*What the task requires*
Your answer must be the full listing, reproduced exactly, minus any pictures.
──────── Exercise data
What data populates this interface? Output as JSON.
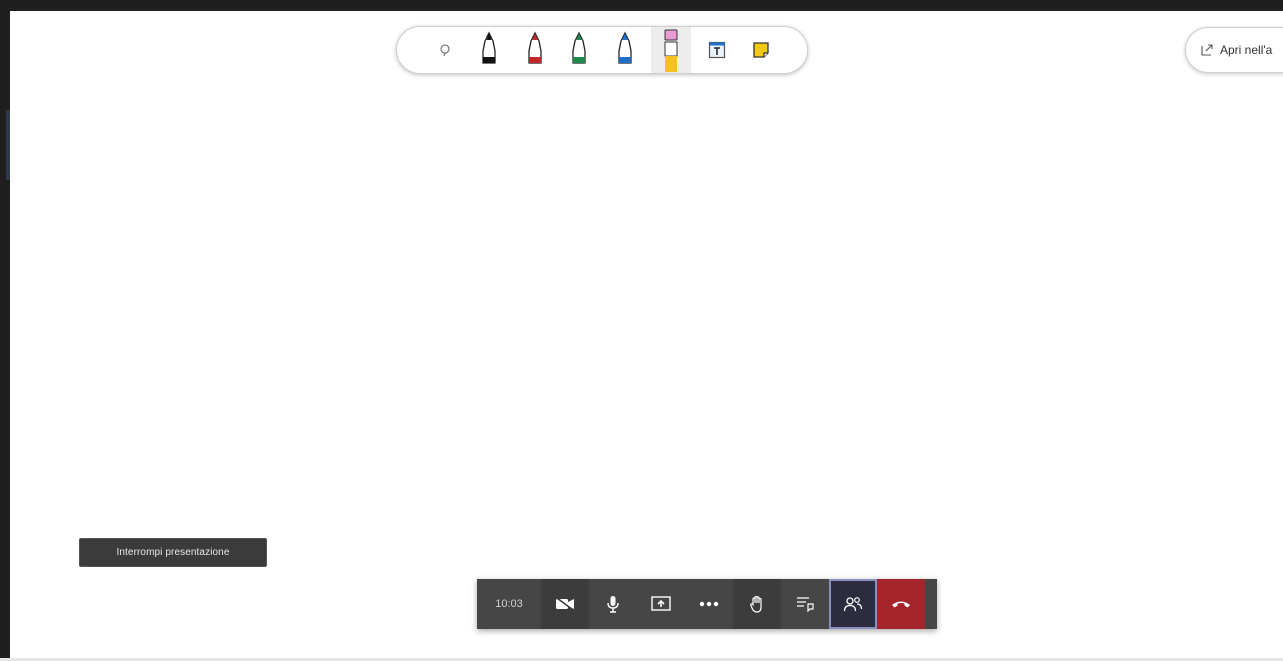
{
  "window": {
    "accent_color": "#a4262c",
    "bar_color": "#464646"
  },
  "ink_toolbar": {
    "tools": [
      {
        "name": "lasso-select-icon",
        "color": "#777777"
      },
      {
        "name": "black-pen-icon",
        "color": "#111111"
      },
      {
        "name": "red-pen-icon",
        "color": "#c4262e"
      },
      {
        "name": "green-pen-icon",
        "color": "#1e8a4c"
      },
      {
        "name": "blue-pen-icon",
        "color": "#1f6fc5"
      },
      {
        "name": "highlighter-icon",
        "color": "#f3c02a",
        "selected": true
      },
      {
        "name": "text-box-icon",
        "color": "#1f6fc5"
      },
      {
        "name": "sticky-note-icon",
        "color": "#f2c811"
      }
    ]
  },
  "open_in_app": {
    "label": "Apri nell'a"
  },
  "presentation": {
    "stop_label": "Interrompi presentazione"
  },
  "call_bar": {
    "timer": "10:03",
    "buttons": [
      {
        "name": "camera-icon"
      },
      {
        "name": "microphone-icon"
      },
      {
        "name": "share-screen-icon"
      },
      {
        "name": "more-actions-icon"
      },
      {
        "name": "raise-hand-icon"
      },
      {
        "name": "chat-icon"
      },
      {
        "name": "participants-icon"
      },
      {
        "name": "hang-up-icon"
      }
    ]
  }
}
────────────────
*Task solution*
What data populates this interface? Output as JSON.
{
  "window": {
    "accent_color": "#a4262c",
    "bar_color": "#464646"
  },
  "ink_toolbar": {
    "tools": [
      {
        "name": "lasso-select-icon",
        "color": "#777777"
      },
      {
        "name": "black-pen-icon",
        "color": "#111111"
      },
      {
        "name": "red-pen-icon",
        "color": "#c4262e"
      },
      {
        "name": "green-pen-icon",
        "color": "#1e8a4c"
      },
      {
        "name": "blue-pen-icon",
        "color": "#1f6fc5"
      },
      {
        "name": "highlighter-icon",
        "color": "#f3c02a",
        "selected": true
      },
      {
        "name": "text-box-icon",
        "color": "#1f6fc5"
      },
      {
        "name": "sticky-note-icon",
        "color": "#f2c811"
      }
    ]
  },
  "open_in_app": {
    "label": "Apri nell'a"
  },
  "presentation": {
    "stop_label": "Interrompi presentazione"
  },
  "call_bar": {
    "timer": "10:03",
    "buttons": [
      {
        "name": "camera-icon"
      },
      {
        "name": "microphone-icon"
      },
      {
        "name": "share-screen-icon"
      },
      {
        "name": "more-actions-icon"
      },
      {
        "name": "raise-hand-icon"
      },
      {
        "name": "chat-icon"
      },
      {
        "name": "participants-icon"
      },
      {
        "name": "hang-up-icon"
      }
    ]
  }
}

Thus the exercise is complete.